Prompt =
The data must be given again in full, with no line altered.
*** Opening of Dataset extract ***
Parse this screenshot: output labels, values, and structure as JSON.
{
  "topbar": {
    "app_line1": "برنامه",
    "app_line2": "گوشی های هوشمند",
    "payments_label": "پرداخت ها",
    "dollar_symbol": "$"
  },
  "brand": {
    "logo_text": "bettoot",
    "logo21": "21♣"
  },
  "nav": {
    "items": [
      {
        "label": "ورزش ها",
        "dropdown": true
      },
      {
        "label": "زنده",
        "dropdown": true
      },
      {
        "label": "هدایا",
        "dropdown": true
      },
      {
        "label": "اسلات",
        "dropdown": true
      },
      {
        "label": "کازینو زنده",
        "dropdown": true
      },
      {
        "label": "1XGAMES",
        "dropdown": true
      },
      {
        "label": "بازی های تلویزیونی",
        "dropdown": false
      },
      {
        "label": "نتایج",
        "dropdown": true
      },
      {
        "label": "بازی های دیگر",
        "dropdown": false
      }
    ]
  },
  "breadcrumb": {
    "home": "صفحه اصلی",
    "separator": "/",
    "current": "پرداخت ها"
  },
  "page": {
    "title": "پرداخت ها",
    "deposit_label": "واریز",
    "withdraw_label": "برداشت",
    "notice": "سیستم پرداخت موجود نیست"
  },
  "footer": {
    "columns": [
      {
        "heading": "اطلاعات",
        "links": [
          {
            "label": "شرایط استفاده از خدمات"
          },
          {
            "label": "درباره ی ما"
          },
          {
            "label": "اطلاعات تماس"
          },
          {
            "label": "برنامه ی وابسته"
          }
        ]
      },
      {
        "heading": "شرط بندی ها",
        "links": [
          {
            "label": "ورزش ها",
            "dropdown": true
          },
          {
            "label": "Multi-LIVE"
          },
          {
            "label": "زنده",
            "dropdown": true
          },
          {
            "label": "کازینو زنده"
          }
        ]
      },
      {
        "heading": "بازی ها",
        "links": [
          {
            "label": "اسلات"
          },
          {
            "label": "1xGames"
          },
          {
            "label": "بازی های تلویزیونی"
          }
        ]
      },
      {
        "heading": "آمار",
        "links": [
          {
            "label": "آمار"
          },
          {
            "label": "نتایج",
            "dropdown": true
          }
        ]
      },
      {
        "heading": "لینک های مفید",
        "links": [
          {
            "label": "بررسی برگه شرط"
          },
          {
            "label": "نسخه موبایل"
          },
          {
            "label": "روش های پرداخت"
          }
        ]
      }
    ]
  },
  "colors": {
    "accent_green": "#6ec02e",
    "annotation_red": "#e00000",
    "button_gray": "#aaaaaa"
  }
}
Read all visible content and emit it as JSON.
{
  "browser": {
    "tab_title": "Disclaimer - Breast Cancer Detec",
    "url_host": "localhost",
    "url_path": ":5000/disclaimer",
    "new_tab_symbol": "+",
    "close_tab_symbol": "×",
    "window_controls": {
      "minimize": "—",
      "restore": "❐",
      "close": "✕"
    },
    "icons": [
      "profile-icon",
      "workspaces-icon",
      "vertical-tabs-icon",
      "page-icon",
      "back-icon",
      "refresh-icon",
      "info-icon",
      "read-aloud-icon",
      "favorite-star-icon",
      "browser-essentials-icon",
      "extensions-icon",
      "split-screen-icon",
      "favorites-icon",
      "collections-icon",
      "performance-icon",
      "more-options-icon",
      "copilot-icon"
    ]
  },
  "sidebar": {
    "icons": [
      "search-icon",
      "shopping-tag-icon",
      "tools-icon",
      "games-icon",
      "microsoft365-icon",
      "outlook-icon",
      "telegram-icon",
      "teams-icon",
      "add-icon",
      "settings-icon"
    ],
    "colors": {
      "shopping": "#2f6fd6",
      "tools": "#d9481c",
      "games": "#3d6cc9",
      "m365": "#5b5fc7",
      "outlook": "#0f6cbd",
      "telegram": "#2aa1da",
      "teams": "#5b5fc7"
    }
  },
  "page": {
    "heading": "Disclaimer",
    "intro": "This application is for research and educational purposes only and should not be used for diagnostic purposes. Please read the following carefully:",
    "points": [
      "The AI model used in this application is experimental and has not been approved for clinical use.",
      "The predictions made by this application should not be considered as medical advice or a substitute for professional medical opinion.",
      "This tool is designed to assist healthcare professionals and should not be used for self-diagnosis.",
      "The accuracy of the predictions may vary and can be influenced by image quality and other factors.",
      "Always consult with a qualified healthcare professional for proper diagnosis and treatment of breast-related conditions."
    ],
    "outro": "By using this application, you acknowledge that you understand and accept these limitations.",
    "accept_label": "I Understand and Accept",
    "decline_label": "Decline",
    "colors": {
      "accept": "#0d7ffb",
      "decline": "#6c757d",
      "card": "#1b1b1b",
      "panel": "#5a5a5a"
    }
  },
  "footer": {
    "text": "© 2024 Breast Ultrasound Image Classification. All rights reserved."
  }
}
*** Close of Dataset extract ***
Answer box =
Parse this screenshot: output labels, values, and structure as JSON.
{
  "topbar": {
    "app_line1": "برنامه",
    "app_line2": "گوشی های هوشمند",
    "payments_label": "پرداخت ها",
    "dollar_symbol": "$"
  },
  "brand": {
    "logo_text": "bettoot",
    "logo21": "21♣"
  },
  "nav": {
    "items": [
      {
        "label": "ورزش ها",
        "dropdown": true
      },
      {
        "label": "زنده",
        "dropdown": true
      },
      {
        "label": "هدایا",
        "dropdown": true
      },
      {
        "label": "اسلات",
        "dropdown": true
      },
      {
        "label": "کازینو زنده",
        "dropdown": true
      },
      {
        "label": "1XGAMES",
        "dropdown": true
      },
      {
        "label": "بازی های تلویزیونی",
        "dropdown": false
      },
      {
        "label": "نتایج",
        "dropdown": true
      },
      {
        "label": "بازی های دیگر",
        "dropdown": false
      }
    ]
  },
  "breadcrumb": {
    "home": "صفحه اصلی",
    "separator": "/",
    "current": "پرداخت ها"
  },
  "page": {
    "title": "پرداخت ها",
    "deposit_label": "واریز",
    "withdraw_label": "برداشت",
    "notice": "سیستم پرداخت موجود نیست"
  },
  "footer": {
    "columns": [
      {
        "heading": "اطلاعات",
        "links": [
          {
            "label": "شرایط استفاده از خدمات"
          },
          {
            "label": "درباره ی ما"
          },
          {
            "label": "اطلاعات تماس"
          },
          {
            "label": "برنامه ی وابسته"
          }
        ]
      },
      {
        "heading": "شرط بندی ها",
        "links": [
          {
            "label": "ورزش ها",
            "dropdown": true
          },
          {
            "label": "Multi-LIVE"
          },
          {
            "label": "زنده",
            "dropdown": true
          },
          {
            "label": "کازینو زنده"
          }
        ]
      },
      {
        "heading": "بازی ها",
        "links": [
          {
            "label": "اسلات"
          },
          {
            "label": "1xGames"
          },
          {
            "label": "بازی های تلویزیونی"
          }
        ]
      },
      {
        "heading": "آمار",
        "links": [
          {
            "label": "آمار"
          },
          {
            "label": "نتایج",
            "dropdown": true
          }
        ]
      },
      {
        "heading": "لینک های مفید",
        "links": [
          {
            "label": "بررسی برگه شرط"
          },
          {
            "label": "نسخه موبایل"
          },
          {
            "label": "روش های پرداخت"
          }
        ]
      }
    ]
  },
  "colors": {
    "accent_green": "#6ec02e",
    "annotation_red": "#e00000",
    "button_gray": "#aaaaaa"
  }
}
Read all visible content and emit it as JSON.
{
  "browser": {
    "tab_title": "Disclaimer - Breast Cancer Detec",
    "url_host": "localhost",
    "url_path": ":5000/disclaimer",
    "new_tab_symbol": "+",
    "close_tab_symbol": "×",
    "window_controls": {
      "minimize": "—",
      "restore": "❐",
      "close": "✕"
    },
    "icons": [
      "profile-icon",
      "workspaces-icon",
      "vertical-tabs-icon",
      "page-icon",
      "back-icon",
      "refresh-icon",
      "info-icon",
      "read-aloud-icon",
      "favorite-star-icon",
      "browser-essentials-icon",
      "extensions-icon",
      "split-screen-icon",
      "favorites-icon",
      "collections-icon",
      "performance-icon",
      "more-options-icon",
      "copilot-icon"
    ]
  },
  "sidebar": {
    "icons": [
      "search-icon",
      "shopping-tag-icon",
      "tools-icon",
      "games-icon",
      "microsoft365-icon",
      "outlook-icon",
      "telegram-icon",
      "teams-icon",
      "add-icon",
      "settings-icon"
    ],
    "colors": {
      "shopping": "#2f6fd6",
      "tools": "#d9481c",
      "games": "#3d6cc9",
      "m365": "#5b5fc7",
      "outlook": "#0f6cbd",
      "telegram": "#2aa1da",
      "teams": "#5b5fc7"
    }
  },
  "page": {
    "heading": "Disclaimer",
    "intro": "This application is for research and educational purposes only and should not be used for diagnostic purposes. Please read the following carefully:",
    "points": [
      "The AI model used in this application is experimental and has not been approved for clinical use.",
      "The predictions made by this application should not be considered as medical advice or a substitute for professional medical opinion.",
      "This tool is designed to assist healthcare professionals and should not be used for self-diagnosis.",
      "The accuracy of the predictions may vary and can be influenced by image quality and other factors.",
      "Always consult with a qualified healthcare professional for proper diagnosis and treatment of breast-related conditions."
    ],
    "outro": "By using this application, you acknowledge that you understand and accept these limitations.",
    "accept_label": "I Understand and Accept",
    "decline_label": "Decline",
    "colors": {
      "accept": "#0d7ffb",
      "decline": "#6c757d",
      "card": "#1b1b1b",
      "panel": "#5a5a5a"
    }
  },
  "footer": {
    "text": "© 2024 Breast Ultrasound Image Classification. All rights reserved."
  }
}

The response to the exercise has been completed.